Greenpeace believes that using neonicotinoids as a preventive measure and coating billions of seeds is like giving antibiotics to every human being on earth, whether or not they are sick.
“If we use chemical pesticides as a preventive measure whether or not there are diseases or pests, is not a sustainable practice, and not in line with EU legislation,” Contiero said.
An ‘old input intensive’ model
In his interview with AFP, Syngenta’s Fyrwald also said the organic sector uses “more land… more water and makes more (greenhouse gases) per unit of food because it’s lower yield.”
“Why don’t NGOs look at organic pesticides and decide which ones are good and which ones are bad? Why are they not examined? ” he asked.
Fyrwald particularly questioned the use of copper as a fungicide in organic farming.
“Copper is a heavy metal. You put a lot of metal in the soil, is that good for the soil? Is that good for the consumer? For the farmer?
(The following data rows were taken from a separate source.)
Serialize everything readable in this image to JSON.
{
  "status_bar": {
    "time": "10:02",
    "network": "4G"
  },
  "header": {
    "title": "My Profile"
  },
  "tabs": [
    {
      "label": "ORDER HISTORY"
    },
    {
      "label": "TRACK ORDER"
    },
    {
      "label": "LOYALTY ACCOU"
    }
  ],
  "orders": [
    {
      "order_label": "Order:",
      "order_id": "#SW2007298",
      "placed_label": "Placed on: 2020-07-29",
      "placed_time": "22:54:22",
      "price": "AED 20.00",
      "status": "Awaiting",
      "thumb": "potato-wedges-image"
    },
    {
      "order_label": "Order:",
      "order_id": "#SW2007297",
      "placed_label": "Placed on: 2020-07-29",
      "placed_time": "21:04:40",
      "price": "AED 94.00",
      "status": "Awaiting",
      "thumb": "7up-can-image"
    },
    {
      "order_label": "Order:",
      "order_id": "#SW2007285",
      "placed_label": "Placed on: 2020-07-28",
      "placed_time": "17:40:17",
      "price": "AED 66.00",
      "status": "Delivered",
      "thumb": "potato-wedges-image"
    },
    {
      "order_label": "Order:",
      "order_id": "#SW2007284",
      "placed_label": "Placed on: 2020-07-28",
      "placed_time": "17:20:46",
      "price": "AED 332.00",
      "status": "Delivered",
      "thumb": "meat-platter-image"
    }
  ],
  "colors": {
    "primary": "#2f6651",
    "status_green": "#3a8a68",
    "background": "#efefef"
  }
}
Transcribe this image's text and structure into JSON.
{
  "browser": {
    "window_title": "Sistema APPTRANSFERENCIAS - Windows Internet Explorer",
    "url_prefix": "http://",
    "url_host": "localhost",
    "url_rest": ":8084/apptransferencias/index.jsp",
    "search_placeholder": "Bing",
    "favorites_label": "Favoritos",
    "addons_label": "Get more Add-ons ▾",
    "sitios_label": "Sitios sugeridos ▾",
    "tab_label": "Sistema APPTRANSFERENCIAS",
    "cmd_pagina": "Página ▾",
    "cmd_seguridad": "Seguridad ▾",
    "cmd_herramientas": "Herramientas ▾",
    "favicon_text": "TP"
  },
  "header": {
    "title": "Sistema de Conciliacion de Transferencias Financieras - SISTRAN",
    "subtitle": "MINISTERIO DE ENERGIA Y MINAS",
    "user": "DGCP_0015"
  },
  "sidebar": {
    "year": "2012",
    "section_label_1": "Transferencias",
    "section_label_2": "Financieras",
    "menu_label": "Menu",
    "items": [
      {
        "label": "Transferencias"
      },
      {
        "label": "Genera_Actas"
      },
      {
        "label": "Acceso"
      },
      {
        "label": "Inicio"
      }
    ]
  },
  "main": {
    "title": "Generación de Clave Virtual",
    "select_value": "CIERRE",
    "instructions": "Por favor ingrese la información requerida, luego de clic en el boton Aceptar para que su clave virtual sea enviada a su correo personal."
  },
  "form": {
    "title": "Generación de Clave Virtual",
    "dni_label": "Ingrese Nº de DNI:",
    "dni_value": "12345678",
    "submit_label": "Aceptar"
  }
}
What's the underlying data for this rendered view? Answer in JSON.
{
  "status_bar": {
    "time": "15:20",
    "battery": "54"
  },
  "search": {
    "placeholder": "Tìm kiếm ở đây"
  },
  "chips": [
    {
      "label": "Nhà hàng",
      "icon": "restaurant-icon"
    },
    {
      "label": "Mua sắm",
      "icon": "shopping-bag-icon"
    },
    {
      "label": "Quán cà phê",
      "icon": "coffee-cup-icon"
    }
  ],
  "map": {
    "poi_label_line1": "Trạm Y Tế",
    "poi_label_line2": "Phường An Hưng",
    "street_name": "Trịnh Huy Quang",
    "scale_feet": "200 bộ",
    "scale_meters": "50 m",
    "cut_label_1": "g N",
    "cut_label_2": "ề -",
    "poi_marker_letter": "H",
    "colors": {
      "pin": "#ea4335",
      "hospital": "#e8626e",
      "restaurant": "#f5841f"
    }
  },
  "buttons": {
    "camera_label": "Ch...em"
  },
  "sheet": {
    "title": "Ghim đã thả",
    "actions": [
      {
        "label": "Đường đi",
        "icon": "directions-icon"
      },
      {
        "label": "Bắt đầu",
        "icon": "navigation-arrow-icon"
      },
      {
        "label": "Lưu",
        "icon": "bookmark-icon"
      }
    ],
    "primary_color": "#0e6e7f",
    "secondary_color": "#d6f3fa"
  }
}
I don’t know,” the Syngenta CEO said, adding that the regulators have to look at all technologies before deciding what is really sustainable.
The organic farmers reacted strongly to this statement and blamed Syngenta for backing an “old input intensive industrial model”.
Eric Gall, Policy Manager at the European Organic Farmers Federation (IFOAM EU), told EURACTIV: “Syngenta defends the old input intensive industrial model it benefits from and is in denial of the impact of its pesticides on biodiversity and on the health of farmers”.
According to Gall, judging agriculture systems on the basis of GHG emissions per unit of product is grossly misleading because it hides all the negative impacts of intensive agriculture on ecosystem services, natural resources like soils, water and biodiversity, and on the health of farm workers.
“In a world where 30% of the food goes to waste, today’s challenge for agriculture is not to produce ever more, but to reduce the use of inputs and the overall impact of food production on the planet’s resources,” he stressed., claiming that a growing number of consumers and experts call for a transition towards agroecology, which is knowledge intensive rather than input intensive.
Referring to Syngenta’s CEO copper comment, Gall noted that while the organic movement is leading research efforts on the reduction of copper use, copper is much more benign than the hundreds of different synthetic chemicals that can be used in conventional vineyards.
“A country like France deploys around 60,000 tonnes of pesticides each year, at the expense of the environment and of the health of farm workers. Numerous studies have suggested links between pesticide use and a range of health impacts, including cancer, Parkinson’s disease and other chronic conditions,” the organic farming expert concluded.